- _PROBLEM_: Take the lines from the line containing "What's the underlying" through the end of the entries and output them exactly, with no pictures and nothing more.
───── AVAILABLE DATA
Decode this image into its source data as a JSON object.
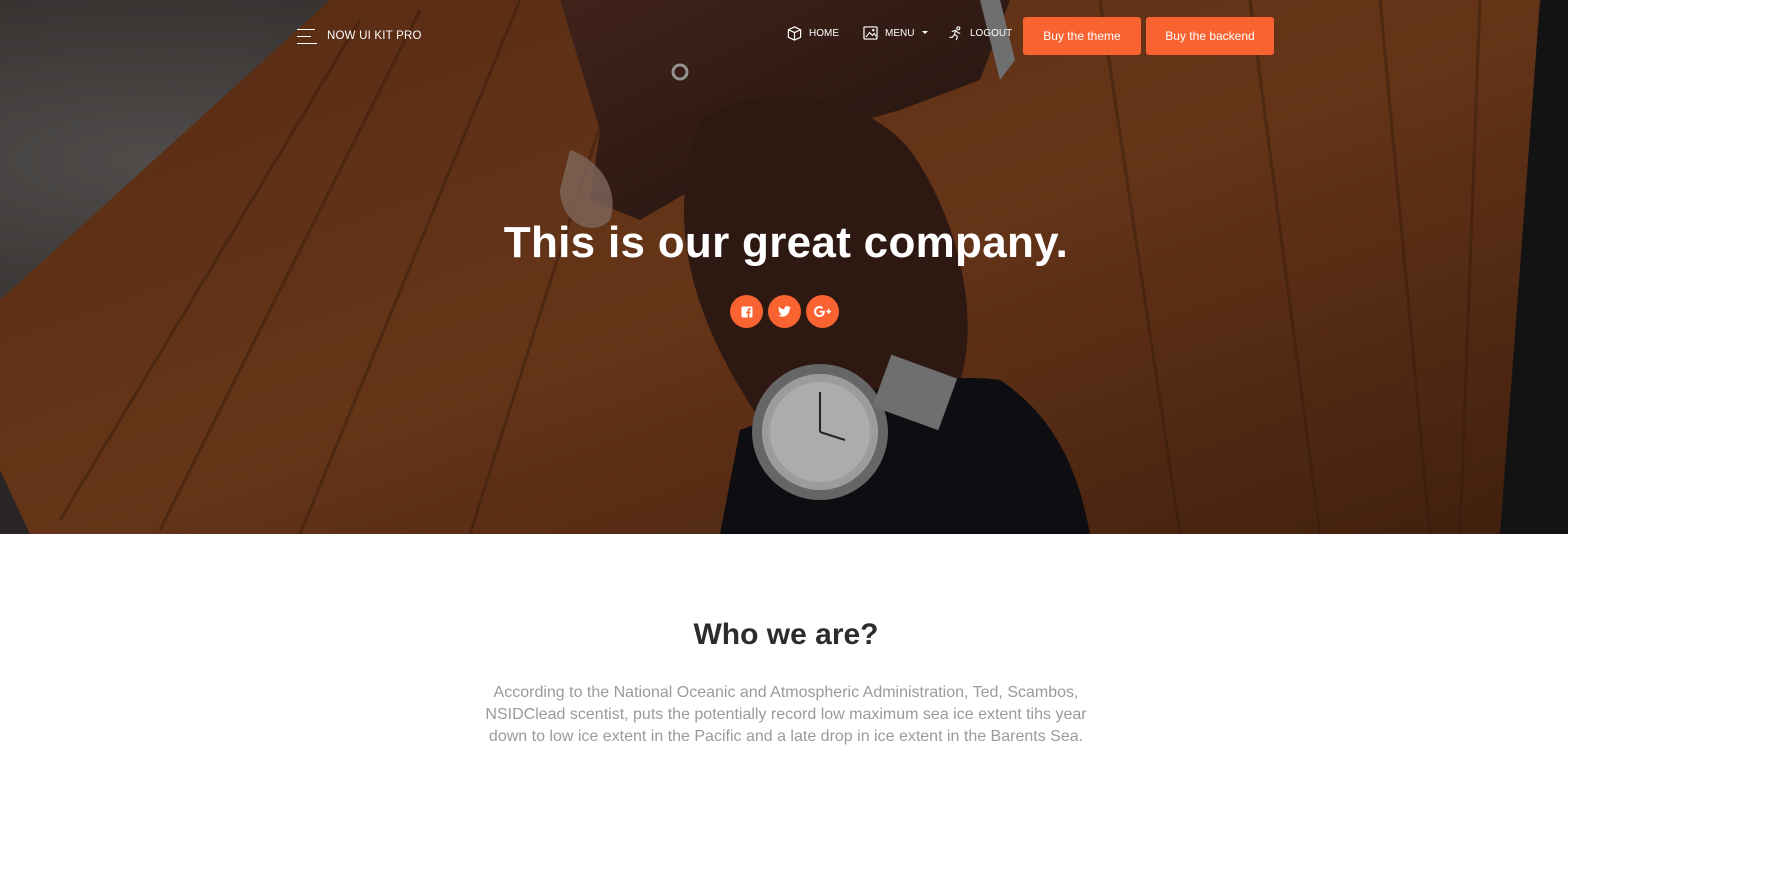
{
  "navbar": {
    "brand": "NOW UI KIT PRO",
    "items": [
      {
        "label": "HOME",
        "icon": "box-icon"
      },
      {
        "label": "MENU",
        "icon": "image-icon"
      },
      {
        "label": "LOGOUT",
        "icon": "runner-icon"
      }
    ],
    "buttons": [
      "Buy the theme",
      "Buy the backend"
    ]
  },
  "hero": {
    "title": "This is our great company.",
    "socials": [
      "facebook-icon",
      "twitter-icon",
      "google-plus-icon"
    ]
  },
  "about": {
    "title": "Who we are?",
    "description": "According to the National Oceanic and Atmospheric Administration, Ted, Scambos, NSIDClead scentist, puts the potentially record low maximum sea ice extent tihs year down to low ice extent in the Pacific and a late drop in ice extent in the Barents Sea."
  },
  "colors": {
    "accent": "#f96332",
    "heading": "#2c2c2c",
    "muted_text": "#9a9a9a"
  }
}
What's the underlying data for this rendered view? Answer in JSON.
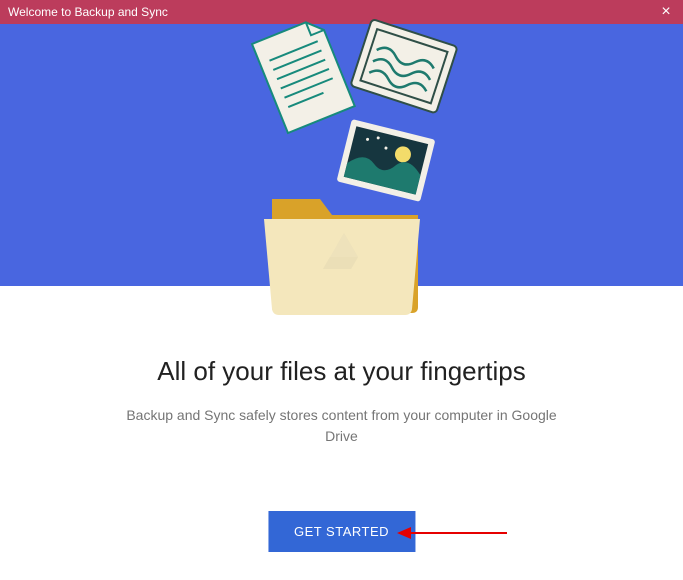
{
  "titlebar": {
    "title": "Welcome to Backup and Sync"
  },
  "content": {
    "heading": "All of your files at your fingertips",
    "subheading": "Backup and Sync safely stores content from your computer in Google Drive"
  },
  "cta": {
    "label": "GET STARTED"
  }
}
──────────
- _ANSWER_:
What's the underlying data for this rendered view? Answer in JSON.
{
  "titlebar": {
    "title": "Welcome to Backup and Sync"
  },
  "content": {
    "heading": "All of your files at your fingertips",
    "subheading": "Backup and Sync safely stores content from your computer in Google Drive"
  },
  "cta": {
    "label": "GET STARTED"
  }
}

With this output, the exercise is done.